Task requirements:
Copy the data exactly. Leave nothing out.

Raw data:
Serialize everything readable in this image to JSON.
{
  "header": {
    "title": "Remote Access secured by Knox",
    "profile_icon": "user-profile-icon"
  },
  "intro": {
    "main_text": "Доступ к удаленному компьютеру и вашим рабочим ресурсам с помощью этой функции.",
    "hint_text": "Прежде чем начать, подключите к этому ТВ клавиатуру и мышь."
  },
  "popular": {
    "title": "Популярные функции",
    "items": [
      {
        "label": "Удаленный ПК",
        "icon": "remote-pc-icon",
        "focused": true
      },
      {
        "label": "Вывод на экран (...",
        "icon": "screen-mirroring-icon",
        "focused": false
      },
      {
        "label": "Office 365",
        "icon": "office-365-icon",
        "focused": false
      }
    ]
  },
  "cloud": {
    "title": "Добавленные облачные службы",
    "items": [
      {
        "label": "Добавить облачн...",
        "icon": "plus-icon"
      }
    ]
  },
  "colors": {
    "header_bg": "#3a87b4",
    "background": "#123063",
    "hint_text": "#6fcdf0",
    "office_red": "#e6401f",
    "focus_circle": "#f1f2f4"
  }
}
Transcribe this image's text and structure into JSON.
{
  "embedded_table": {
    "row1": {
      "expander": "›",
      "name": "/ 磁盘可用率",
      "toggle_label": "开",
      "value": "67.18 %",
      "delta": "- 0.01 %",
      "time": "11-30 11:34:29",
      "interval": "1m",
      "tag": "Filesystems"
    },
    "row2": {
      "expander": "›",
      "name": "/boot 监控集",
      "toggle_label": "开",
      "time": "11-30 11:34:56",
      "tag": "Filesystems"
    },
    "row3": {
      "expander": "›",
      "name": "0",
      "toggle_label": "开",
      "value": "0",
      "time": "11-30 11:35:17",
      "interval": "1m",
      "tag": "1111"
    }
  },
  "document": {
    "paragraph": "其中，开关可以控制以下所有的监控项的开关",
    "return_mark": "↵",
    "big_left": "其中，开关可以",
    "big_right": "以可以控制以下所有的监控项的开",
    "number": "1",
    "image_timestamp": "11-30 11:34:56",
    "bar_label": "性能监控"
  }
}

Solution for this problem:
Serialize everything readable in this image to JSON.
{
  "header": {
    "title": "Remote Access secured by Knox",
    "profile_icon": "user-profile-icon"
  },
  "intro": {
    "main_text": "Доступ к удаленному компьютеру и вашим рабочим ресурсам с помощью этой функции.",
    "hint_text": "Прежде чем начать, подключите к этому ТВ клавиатуру и мышь."
  },
  "popular": {
    "title": "Популярные функции",
    "items": [
      {
        "label": "Удаленный ПК",
        "icon": "remote-pc-icon",
        "focused": true
      },
      {
        "label": "Вывод на экран (...",
        "icon": "screen-mirroring-icon",
        "focused": false
      },
      {
        "label": "Office 365",
        "icon": "office-365-icon",
        "focused": false
      }
    ]
  },
  "cloud": {
    "title": "Добавленные облачные службы",
    "items": [
      {
        "label": "Добавить облачн...",
        "icon": "plus-icon"
      }
    ]
  },
  "colors": {
    "header_bg": "#3a87b4",
    "background": "#123063",
    "hint_text": "#6fcdf0",
    "office_red": "#e6401f",
    "focus_circle": "#f1f2f4"
  }
}
Transcribe this image's text and structure into JSON.
{
  "embedded_table": {
    "row1": {
      "expander": "›",
      "name": "/ 磁盘可用率",
      "toggle_label": "开",
      "value": "67.18 %",
      "delta": "- 0.01 %",
      "time": "11-30 11:34:29",
      "interval": "1m",
      "tag": "Filesystems"
    },
    "row2": {
      "expander": "›",
      "name": "/boot 监控集",
      "toggle_label": "开",
      "time": "11-30 11:34:56",
      "tag": "Filesystems"
    },
    "row3": {
      "expander": "›",
      "name": "0",
      "toggle_label": "开",
      "value": "0",
      "time": "11-30 11:35:17",
      "interval": "1m",
      "tag": "1111"
    }
  },
  "document": {
    "paragraph": "其中，开关可以控制以下所有的监控项的开关",
    "return_mark": "↵",
    "big_left": "其中，开关可以",
    "big_right": "以可以控制以下所有的监控项的开",
    "number": "1",
    "image_timestamp": "11-30 11:34:56",
    "bar_label": "性能监控"
  }
}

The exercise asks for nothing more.